8 – Very strong correction in commodities
Commodities experienced a huge bull market between March 2020 (COVID low) and March 2022, with the Commodities Index tripling over that period. Between March and June this year, the asset class entered a phase of consolidation, driven by central bank tightening and the appreciation of the dollar. But in the past few weeks, investors have feared that liquidity withdrawals would have a dramatic impact on future demand for commodities, prompting a sharp correction in the S&P GSCI Commodities index. Industrial metals and agricultural goods showed the largest decline.
However, oil remains the most profitable asset since the beginning of the year with a 31% increase.
The good news, however, is that lower commodity prices should lead to less inflationary pressure in the coming months.
9 – FX Market: Euro Parity Month
In July, the euro continued to weaken against the dollar, as well as against the Swiss franc. The single currency is now trading below parity against the Swiss franc (around 0.97 at the end of the month), despite the ECB rate hike. The euro briefly reached parity against the dollar before strengthening slightly at the end of the month.
There are many reasons for the weakness of the euro: Italian politics (the resignation of Mario Draghi), the positioning of a market that does not seem to have integrated all the bad news yet, but also and above all the high recession risks associated with the current energy crisis. Russian President Vladimir Putin is using natural gas exports to Europe as an economic weapon. The sharp drop in energy exports to Europe is causing an explosion in gas prices, as well as electricity prices, which are rising sharply across Europe, despite the fact that it is now the middle of summer. Record prices this winter will lead to electricity rationing, which will affect production tools, which will plunge the European economy into recession with negative consequences for the euro.
10. Bitcoin has the best month since January 2021.
The recovery of risky assets also includes cryptocurrencies, whose total market capitalization has clearly exceeded a trillion dollars.
Bitcoin is up about 28% in July after hitting $24,000 at the very end of the month. It remains 48% lower since the beginning of the year.
As for Ethereum, it is once again trading around $1,700 and has recorded an increase of over 70% in July. Ethereum bounces even 100% from the June low, while the Ethereum blockchain will soon change its mode of operation with an event called the Merger.

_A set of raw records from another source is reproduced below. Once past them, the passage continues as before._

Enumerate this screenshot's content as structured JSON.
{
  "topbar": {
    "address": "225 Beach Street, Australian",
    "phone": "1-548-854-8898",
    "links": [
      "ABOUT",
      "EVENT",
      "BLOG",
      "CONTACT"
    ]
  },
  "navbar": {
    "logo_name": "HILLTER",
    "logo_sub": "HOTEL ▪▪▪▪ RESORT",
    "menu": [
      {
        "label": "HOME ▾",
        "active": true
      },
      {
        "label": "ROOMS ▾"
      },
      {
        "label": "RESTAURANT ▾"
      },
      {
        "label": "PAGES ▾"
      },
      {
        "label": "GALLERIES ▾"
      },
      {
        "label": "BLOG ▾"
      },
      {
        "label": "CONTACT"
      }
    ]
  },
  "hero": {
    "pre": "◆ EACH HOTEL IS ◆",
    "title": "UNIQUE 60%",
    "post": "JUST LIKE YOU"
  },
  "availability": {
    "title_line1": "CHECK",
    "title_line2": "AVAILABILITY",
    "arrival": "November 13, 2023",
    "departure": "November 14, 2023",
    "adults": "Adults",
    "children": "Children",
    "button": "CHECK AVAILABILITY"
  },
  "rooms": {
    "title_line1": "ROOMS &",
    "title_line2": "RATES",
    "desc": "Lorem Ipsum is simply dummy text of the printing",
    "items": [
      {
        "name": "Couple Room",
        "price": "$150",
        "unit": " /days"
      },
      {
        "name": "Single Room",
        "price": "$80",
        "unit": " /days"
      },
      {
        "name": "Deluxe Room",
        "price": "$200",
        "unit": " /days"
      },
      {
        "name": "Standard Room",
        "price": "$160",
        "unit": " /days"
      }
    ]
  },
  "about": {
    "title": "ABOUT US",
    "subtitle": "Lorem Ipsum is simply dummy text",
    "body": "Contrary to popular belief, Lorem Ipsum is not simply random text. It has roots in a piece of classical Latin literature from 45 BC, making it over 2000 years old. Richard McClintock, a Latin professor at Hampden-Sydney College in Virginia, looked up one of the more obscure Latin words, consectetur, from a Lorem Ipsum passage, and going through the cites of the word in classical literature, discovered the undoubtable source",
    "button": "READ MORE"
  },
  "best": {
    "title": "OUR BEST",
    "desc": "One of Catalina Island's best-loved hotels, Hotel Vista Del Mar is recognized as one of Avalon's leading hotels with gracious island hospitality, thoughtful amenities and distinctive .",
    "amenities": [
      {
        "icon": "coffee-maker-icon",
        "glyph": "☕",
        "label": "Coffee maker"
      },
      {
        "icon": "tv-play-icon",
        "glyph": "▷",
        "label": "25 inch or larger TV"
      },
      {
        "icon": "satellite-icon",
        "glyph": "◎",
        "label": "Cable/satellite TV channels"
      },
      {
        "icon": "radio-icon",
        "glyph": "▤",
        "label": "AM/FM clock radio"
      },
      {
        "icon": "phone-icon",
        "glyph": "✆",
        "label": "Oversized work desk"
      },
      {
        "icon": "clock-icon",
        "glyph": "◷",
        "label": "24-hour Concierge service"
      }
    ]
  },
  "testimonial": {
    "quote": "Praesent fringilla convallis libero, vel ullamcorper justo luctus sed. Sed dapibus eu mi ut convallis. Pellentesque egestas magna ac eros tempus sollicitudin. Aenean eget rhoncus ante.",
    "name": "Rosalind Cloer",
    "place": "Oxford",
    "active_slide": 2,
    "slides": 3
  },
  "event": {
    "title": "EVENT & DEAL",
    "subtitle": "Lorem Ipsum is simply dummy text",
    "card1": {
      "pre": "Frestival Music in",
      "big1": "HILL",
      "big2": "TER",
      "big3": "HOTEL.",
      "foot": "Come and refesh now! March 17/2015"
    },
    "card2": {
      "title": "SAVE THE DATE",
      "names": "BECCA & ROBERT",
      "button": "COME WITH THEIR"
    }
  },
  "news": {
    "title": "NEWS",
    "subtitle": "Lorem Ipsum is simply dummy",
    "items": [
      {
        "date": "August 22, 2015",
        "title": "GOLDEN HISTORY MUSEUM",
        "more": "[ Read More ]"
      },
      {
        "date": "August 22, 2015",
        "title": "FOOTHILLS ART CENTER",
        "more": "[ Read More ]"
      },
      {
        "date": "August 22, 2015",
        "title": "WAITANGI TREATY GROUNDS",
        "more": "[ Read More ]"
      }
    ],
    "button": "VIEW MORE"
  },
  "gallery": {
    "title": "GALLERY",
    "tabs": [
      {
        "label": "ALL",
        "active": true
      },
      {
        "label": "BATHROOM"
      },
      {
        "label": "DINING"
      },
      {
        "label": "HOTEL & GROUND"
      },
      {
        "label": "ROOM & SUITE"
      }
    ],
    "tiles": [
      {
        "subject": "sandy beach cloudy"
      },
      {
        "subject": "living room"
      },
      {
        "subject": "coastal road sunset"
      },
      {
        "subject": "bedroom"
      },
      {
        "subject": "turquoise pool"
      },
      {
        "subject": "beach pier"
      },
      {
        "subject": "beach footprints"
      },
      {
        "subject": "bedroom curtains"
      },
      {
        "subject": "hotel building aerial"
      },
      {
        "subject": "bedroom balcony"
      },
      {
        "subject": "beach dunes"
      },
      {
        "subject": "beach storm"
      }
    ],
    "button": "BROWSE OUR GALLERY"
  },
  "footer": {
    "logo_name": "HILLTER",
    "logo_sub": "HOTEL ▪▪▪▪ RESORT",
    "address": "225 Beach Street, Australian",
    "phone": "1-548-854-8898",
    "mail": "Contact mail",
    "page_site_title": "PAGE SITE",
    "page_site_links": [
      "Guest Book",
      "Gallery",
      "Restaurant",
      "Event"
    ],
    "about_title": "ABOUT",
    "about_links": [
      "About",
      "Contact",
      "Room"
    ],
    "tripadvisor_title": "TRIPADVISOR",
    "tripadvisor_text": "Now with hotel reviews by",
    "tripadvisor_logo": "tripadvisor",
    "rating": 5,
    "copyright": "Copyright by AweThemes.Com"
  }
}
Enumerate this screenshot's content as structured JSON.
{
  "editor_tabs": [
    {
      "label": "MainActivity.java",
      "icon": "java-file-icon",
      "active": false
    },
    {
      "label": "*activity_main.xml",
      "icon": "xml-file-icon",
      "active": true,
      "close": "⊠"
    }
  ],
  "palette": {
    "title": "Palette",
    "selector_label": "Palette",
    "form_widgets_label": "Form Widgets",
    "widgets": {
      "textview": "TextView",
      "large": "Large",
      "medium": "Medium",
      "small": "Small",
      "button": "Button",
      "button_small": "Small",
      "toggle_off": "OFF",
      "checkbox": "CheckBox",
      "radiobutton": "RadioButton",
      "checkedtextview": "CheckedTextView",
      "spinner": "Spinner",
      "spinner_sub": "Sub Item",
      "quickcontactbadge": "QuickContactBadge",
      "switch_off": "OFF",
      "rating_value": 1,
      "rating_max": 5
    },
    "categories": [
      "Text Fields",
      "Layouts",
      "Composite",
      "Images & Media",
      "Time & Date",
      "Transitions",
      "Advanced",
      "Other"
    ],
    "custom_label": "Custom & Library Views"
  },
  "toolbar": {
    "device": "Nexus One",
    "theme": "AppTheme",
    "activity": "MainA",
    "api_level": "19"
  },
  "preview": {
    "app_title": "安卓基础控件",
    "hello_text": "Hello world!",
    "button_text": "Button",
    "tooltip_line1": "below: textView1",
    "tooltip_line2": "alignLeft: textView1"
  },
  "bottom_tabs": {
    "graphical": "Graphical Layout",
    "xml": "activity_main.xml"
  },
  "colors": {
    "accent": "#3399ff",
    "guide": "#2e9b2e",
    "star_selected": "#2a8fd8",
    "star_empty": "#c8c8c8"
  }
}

It should be noted that Bitcoin and Ethereum benefited from the mass liquidation of “short” positions at the end of the month, which led to forced buying by speculators who are in the red.
A beautiful end to summer!